[DATA SUPPLIED]
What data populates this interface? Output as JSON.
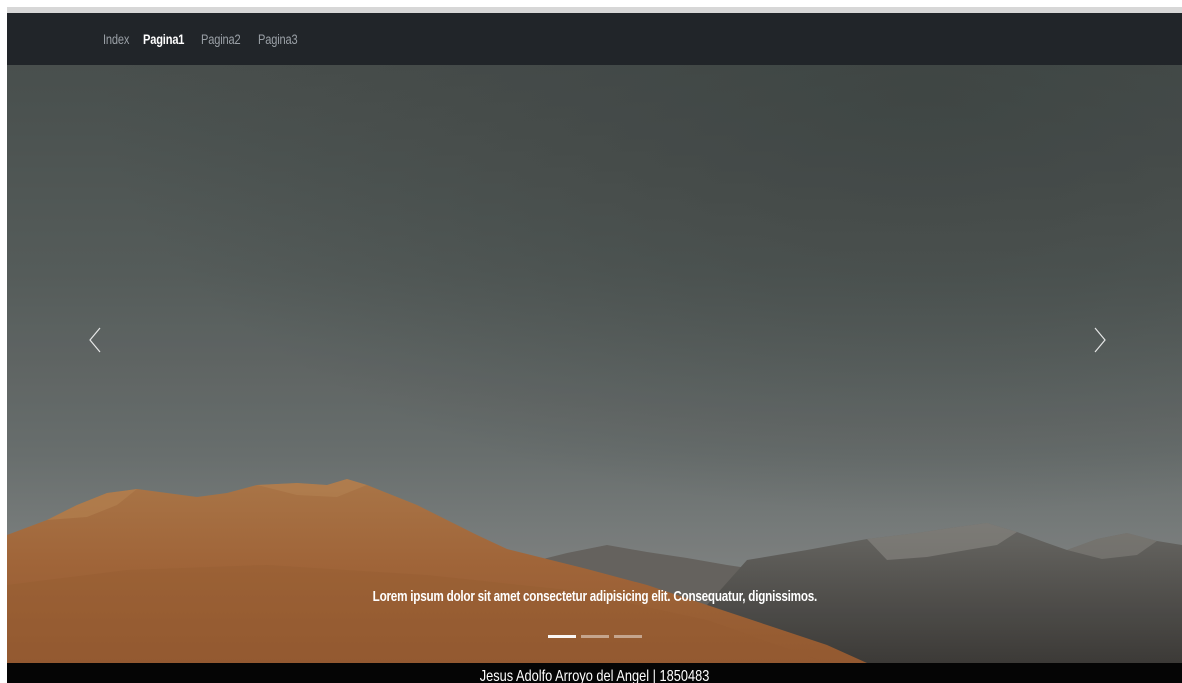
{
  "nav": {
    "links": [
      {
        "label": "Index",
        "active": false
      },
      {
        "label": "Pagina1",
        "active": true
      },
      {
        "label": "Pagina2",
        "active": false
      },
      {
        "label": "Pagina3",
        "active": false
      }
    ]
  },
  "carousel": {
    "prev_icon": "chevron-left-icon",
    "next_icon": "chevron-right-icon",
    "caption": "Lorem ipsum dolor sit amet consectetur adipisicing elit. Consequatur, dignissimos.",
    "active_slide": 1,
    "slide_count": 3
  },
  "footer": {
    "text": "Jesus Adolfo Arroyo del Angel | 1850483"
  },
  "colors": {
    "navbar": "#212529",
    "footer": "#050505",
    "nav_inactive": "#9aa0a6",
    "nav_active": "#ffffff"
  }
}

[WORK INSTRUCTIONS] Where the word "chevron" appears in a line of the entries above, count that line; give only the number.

[EXERCISE RESPONSE] 2